A few years ago I decided to learn Spanish. When I went to Costa Rica and began to use my Spanish I began to understand why our deaf kids have so much trouble with questions. When I was in a conversation, I could participate fairly successfully until I was asked a question. At first I thought I was having difficulty because my mind just froze. I finally realized, though, that questions posed a different problem for me than when I was simply contributing to a topic. When you are speaking a language you only partially grasp, you can often catch enough of what's going on to contribute something meaningful to the conversation even if you don't know exactly what was said. The give and take of a normal conversation gives lots of opportunities to talk about a whole range of things and still be an appropriate conversation partner. However, when someone asks you a question, you must catch every single word. You must know what the question word is, the meaning of every single word, and their grammatical relationships with one another. This is a much tougher task than simply getting the gist of a conversation and then telling your own story. I came away from that experience with a much greater respect for the challenge that our kids are having as they are trying to learn English.

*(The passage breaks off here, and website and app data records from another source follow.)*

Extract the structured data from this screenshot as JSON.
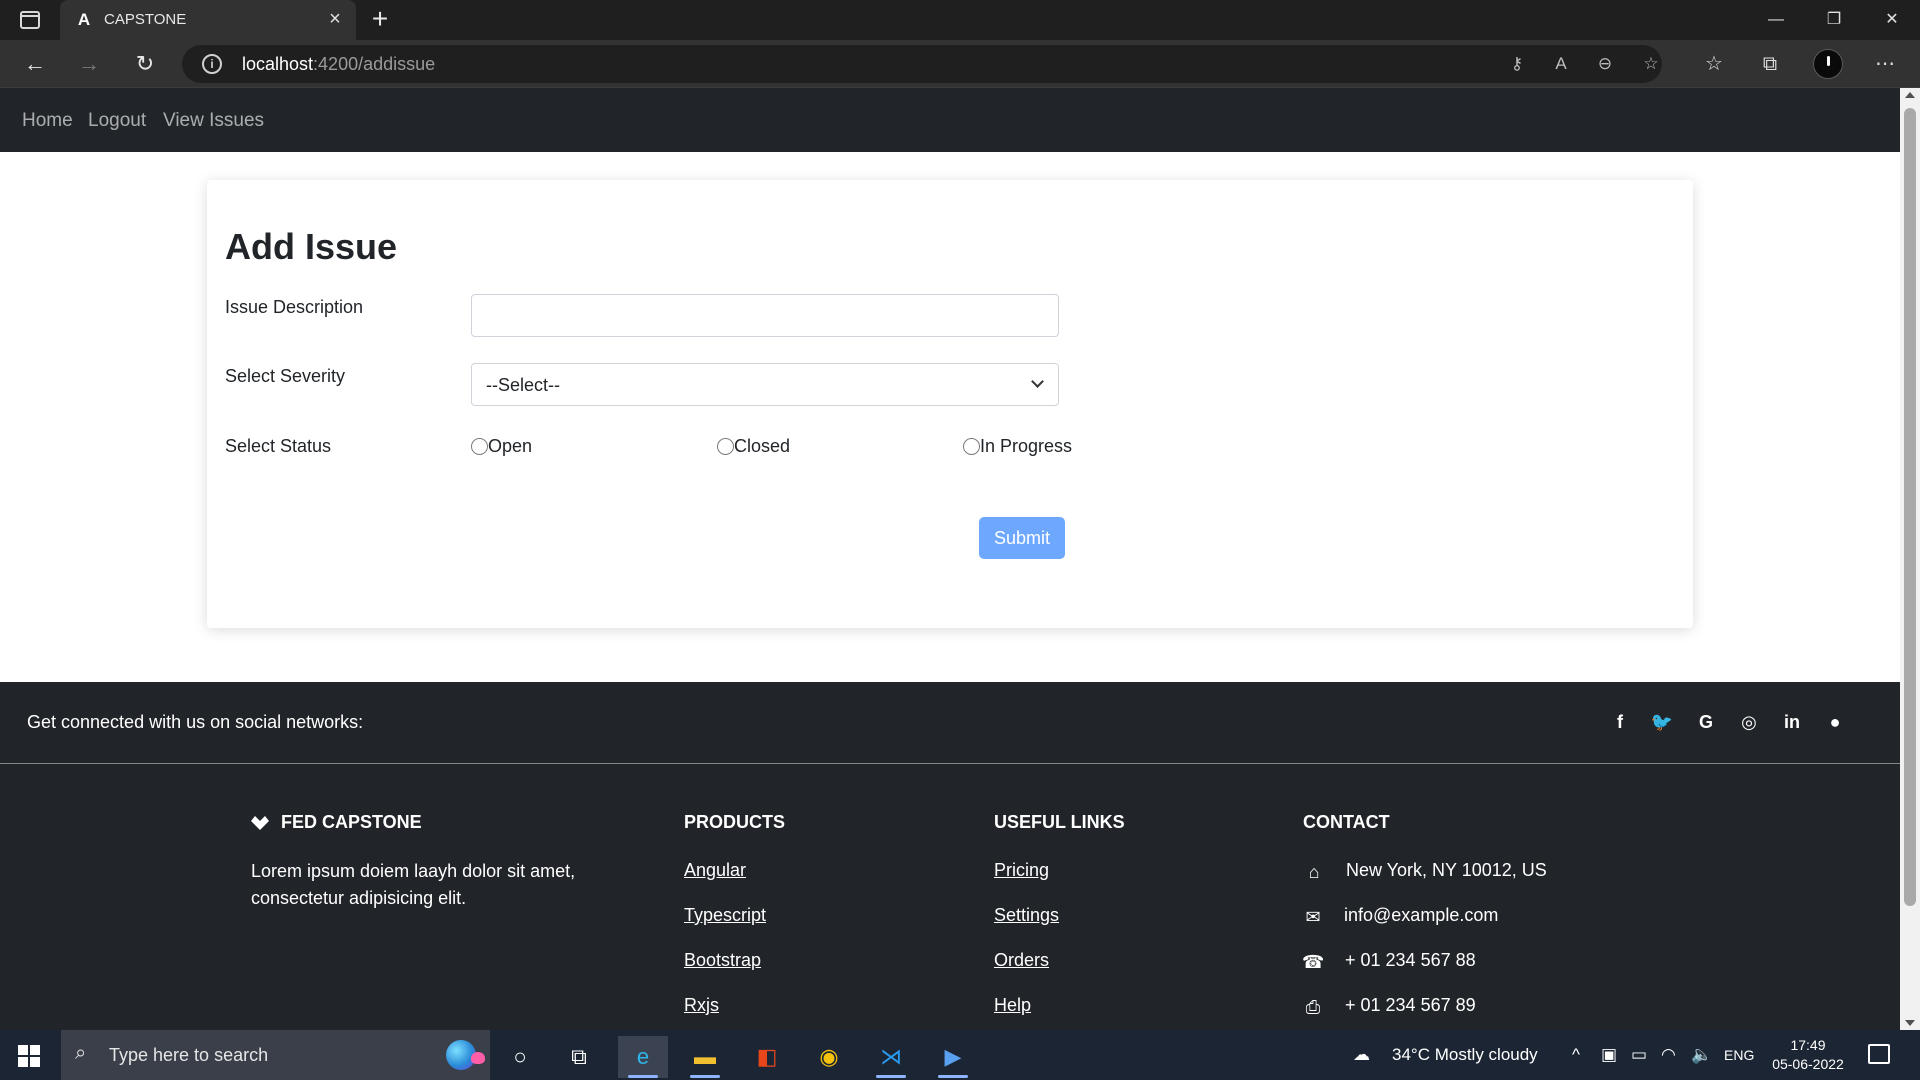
{
  "browser": {
    "tab_title": "CAPSTONE",
    "tab_favicon": "A",
    "url_host": "localhost",
    "url_rest": ":4200/addissue"
  },
  "nav": {
    "items": [
      "Home",
      "Logout",
      "View Issues"
    ]
  },
  "form": {
    "title": "Add Issue",
    "description_label": "Issue Description",
    "description_value": "",
    "severity_label": "Select Severity",
    "severity_selected": "--Select--",
    "status_label": "Select Status",
    "status_options": [
      "Open",
      "Closed",
      "In Progress"
    ],
    "submit_label": "Submit"
  },
  "footer": {
    "social_text": "Get connected with us on social networks:",
    "social_icons": [
      "facebook-icon",
      "twitter-icon",
      "google-icon",
      "instagram-icon",
      "linkedin-icon",
      "github-icon"
    ],
    "brand": "FED CAPSTONE",
    "brand_desc": "Lorem ipsum doiem laayh dolor sit amet, consectetur adipisicing elit.",
    "products_title": "PRODUCTS",
    "products": [
      "Angular",
      "Typescript",
      "Bootstrap",
      "Rxjs"
    ],
    "useful_title": "USEFUL LINKS",
    "useful": [
      "Pricing",
      "Settings",
      "Orders",
      "Help"
    ],
    "contact_title": "CONTACT",
    "contact": [
      "New York, NY 10012, US",
      "info@example.com",
      "+ 01 234 567 88",
      "+ 01 234 567 89"
    ]
  },
  "taskbar": {
    "search_placeholder": "Type here to search",
    "weather": "34°C  Mostly cloudy",
    "language": "ENG",
    "time": "17:49",
    "date": "05-06-2022"
  },
  "colors": {
    "nav_bg": "#212529",
    "submit_bg": "#6ea8fe",
    "taskbar_bg": "#1c2534"
  }
}
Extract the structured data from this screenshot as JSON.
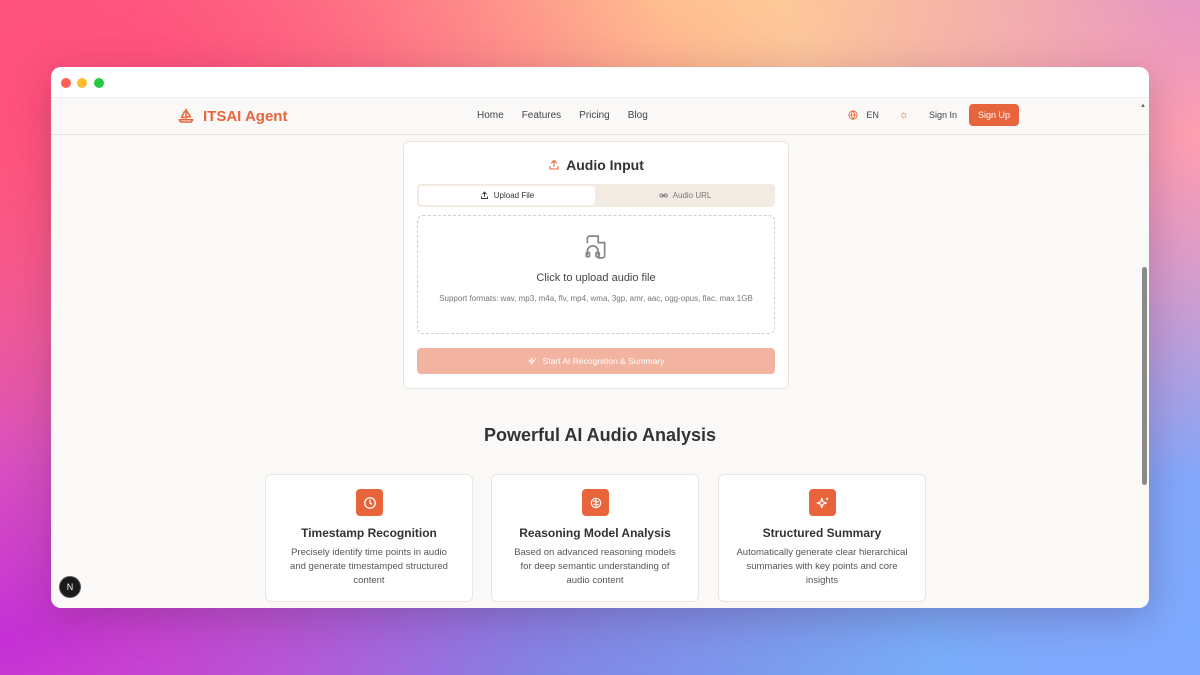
{
  "brand": {
    "name": "ITSAI Agent"
  },
  "nav": {
    "links": [
      "Home",
      "Features",
      "Pricing",
      "Blog"
    ],
    "language": "EN",
    "signin": "Sign In",
    "signup": "Sign Up"
  },
  "audio_input": {
    "title": "Audio Input",
    "tabs": [
      "Upload File",
      "Audio URL"
    ],
    "active_tab": "Upload File",
    "dropzone_title": "Click to upload audio file",
    "dropzone_formats": "Support formats: wav, mp3, m4a, flv, mp4, wma, 3gp, amr, aac, ogg-opus, flac, max 1GB",
    "start_button": "Start AI Recognition & Summary"
  },
  "section": {
    "title": "Powerful AI Audio Analysis"
  },
  "features": [
    {
      "title": "Timestamp Recognition",
      "desc": "Precisely identify time points in audio and generate timestamped structured content",
      "icon": "clock-icon"
    },
    {
      "title": "Reasoning Model Analysis",
      "desc": "Based on advanced reasoning models for deep semantic understanding of audio content",
      "icon": "brain-icon"
    },
    {
      "title": "Structured Summary",
      "desc": "Automatically generate clear hierarchical summaries with key points and core insights",
      "icon": "sparkles-icon"
    }
  ],
  "badge": {
    "label": "N"
  },
  "colors": {
    "accent": "#e8643a",
    "accent_light": "#f2b3a0",
    "page_bg": "#fbf9f7"
  }
}
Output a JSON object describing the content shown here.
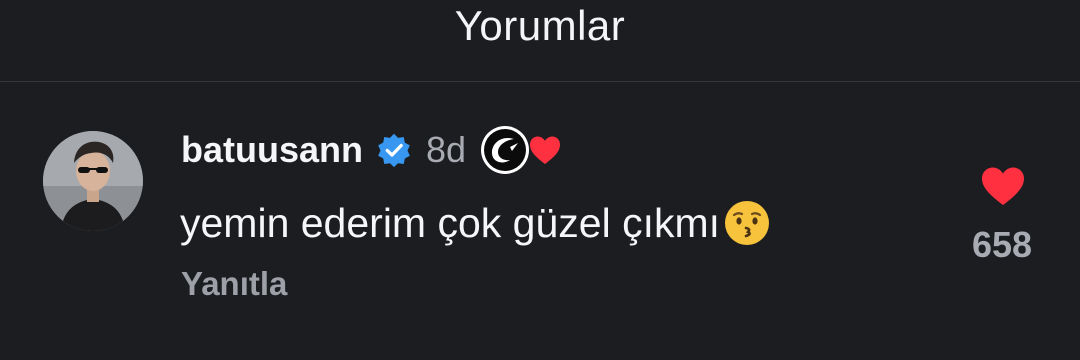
{
  "header": {
    "title": "Yorumlar"
  },
  "comment": {
    "username": "batuusann",
    "verified_icon": "verified-badge-icon",
    "age": "8d",
    "creator_badge_icon": "creator-logo-icon",
    "creator_liked_icon": "heart-icon",
    "text": "yemin ederim çok güzel çıkmı",
    "emoji": "kissing-face-emoji",
    "reply_label": "Yanıtla",
    "like_count": "658"
  },
  "colors": {
    "background": "#1b1d21",
    "verified": "#3897f0",
    "heart": "#ff3040",
    "muted_text": "#a9abb3"
  }
}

Carolyn Bullard

Uploaded by: BJ Lawrence/ Kent State University/ Deafed Major